But there were many dangers lurking on the seas from unexpected storms which sank vessels to menacing pirates hell bent on grabbing anything they could.
What could the owners do beyond arming the crew and saying their prayers?
Ian Scott: Falkirk’s 'other' wall played important role
In pictures: 28 photos of Falkirk in the 1970s
The secret side of Falkirk’s Aitken’s Brewery revealed at last
Edinburgh Fringe: Beattie family from Polmont take to the stage
Allandale's handsome cottages a reminder of rich industrial heritage
The answer was insurance.
If you wanted to protect your assets then you had to do-it-yourself and that is exactly what happened in Bo’ness.
At the time there were several examples of these schemes which were often called Sea Box societies.
The Aberdeen version, possibly Scotland’s earliest, was established in 1598 and Bo’ness followed in 1634.
Over 120 members – owners, merchants, skippers and seamen – signed up for what quickly became a powerful and influential association.
The sea box itself was just that, a wooden sea chest into which each member put in an agreed percentage of the value of the ship and its cargo, on the understanding that any future losses would be compensated from the box.
One of the chests belonging to the Bo’ness society has survived along with the earliest written records and it is in the excellent museum at Kinneil.

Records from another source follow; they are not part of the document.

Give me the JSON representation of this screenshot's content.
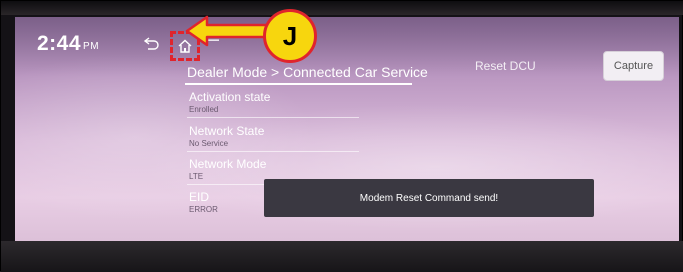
{
  "status_bar": {
    "time": "2:44",
    "ampm": "PM"
  },
  "breadcrumb": "Dealer Mode > Connected Car Service",
  "reset_dcu_label": "Reset DCU",
  "capture_label": "Capture",
  "callout_label": "J",
  "info_items": [
    {
      "label": "Activation state",
      "value": "Enrolled"
    },
    {
      "label": "Network State",
      "value": "No Service"
    },
    {
      "label": "Network Mode",
      "value": "LTE"
    },
    {
      "label": "EID",
      "value": "ERROR"
    }
  ],
  "toast_message": "Modem Reset Command send!",
  "colors": {
    "callout_fill": "#f7d60e",
    "callout_outline": "#e0242c",
    "highlight_box": "#e0242c",
    "toast_background": "#3a3841"
  },
  "icons": [
    "back-icon",
    "home-icon",
    "menu-icon",
    "arrow-left-icon"
  ]
}
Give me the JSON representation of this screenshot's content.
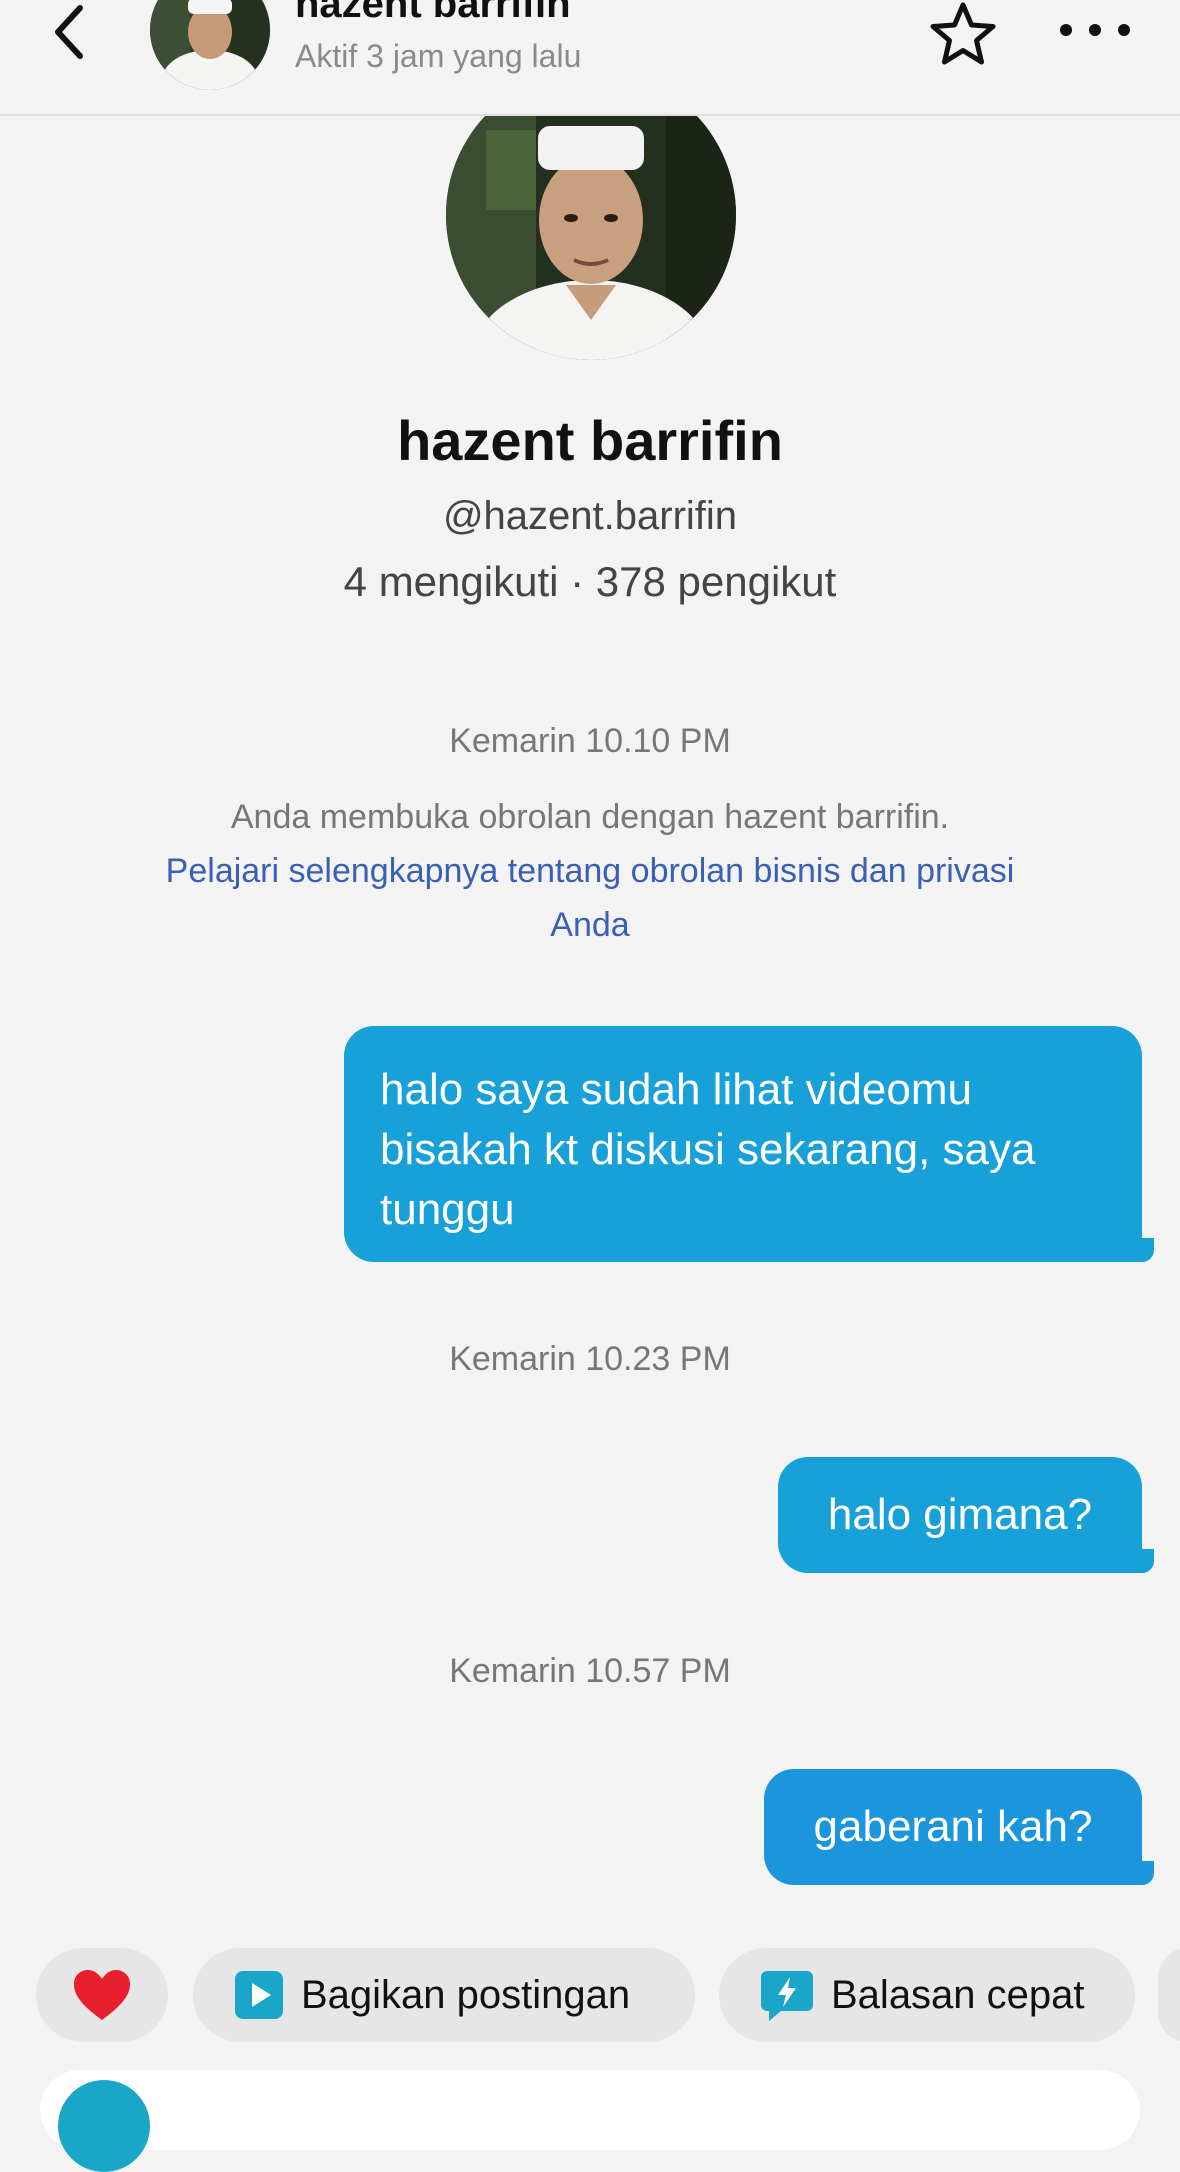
{
  "header": {
    "name": "hazent barrifin",
    "status": "Aktif 3 jam yang lalu"
  },
  "profile": {
    "name": "hazent barrifin",
    "handle": "@hazent.barrifin",
    "stats": "4 mengikuti · 378 pengikut"
  },
  "chat": {
    "timestamp_1": "Kemarin 10.10 PM",
    "notice_text": "Anda membuka obrolan dengan hazent barrifin.",
    "notice_link": "Pelajari selengkapnya tentang obrolan bisnis dan privasi Anda",
    "messages": [
      {
        "text": "halo saya sudah lihat videomu bisakah kt diskusi sekarang, saya tunggu"
      },
      {
        "text": "halo gimana?"
      },
      {
        "text": "gaberani kah?"
      }
    ],
    "timestamp_2": "Kemarin 10.23 PM",
    "timestamp_3": "Kemarin 10.57 PM"
  },
  "quick_actions": {
    "share_post": "Bagikan postingan",
    "quick_reply": "Balasan cepat"
  },
  "colors": {
    "bubble": "#18a1d9",
    "link": "#3b5fb5",
    "heart": "#e8202e"
  }
}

It has two keys to ensure that no individual could empty the box and that at least two ‘key masters’ were present whenever it was opened, which was quarterly.
Over time the amount in the box increased to the point where the society was able to invest in all kinds of interest paying schemes like loans to other businesses or individuals including some of the poverty stricken gentry including the Duke of Hamilton himself.
It was a good time to be an investor because the growth of coal mining, salt making, potteries and iron works meant an increased demand for start up loans and high interest returns.
A growing population needed places to live and the Sea Box Society built houses across the town for centuries: there is an early 20th century tenement in Corbiehall bearing the Sea Box plaque.
An early map of the town from around 1760 shows land ownership dominated by the Duke of Hamilton but with a substantial area called ‘Sea Box Society’.
Of course it was not all about making money.
There were many good causes supported by money from the box including education and religion.
The church in Corbiehall from 1638 (later the Star Cinema) was mostly paid for out of the box as was the minister’s stipend.
There was help for the poor especially if they had suffered from the effects of shipwreck or the actions of brigands.
Widows and orphans of lost sailors were given small pensions and there is a payment recorded in the Sea Box accounts from 1649, ‘to a distressed Seaman robbed by Irish Men of Warre’, and in 1749 a payment, ‘to William McPherson and two others whose tongues were cut out by the Turks of Algiers’.
Today, nearly four centuries after it was founded, the Sea Box Society continues its good work in the community long after the last vessel sailed from the harbour and missing tongues are a distant if painful memory.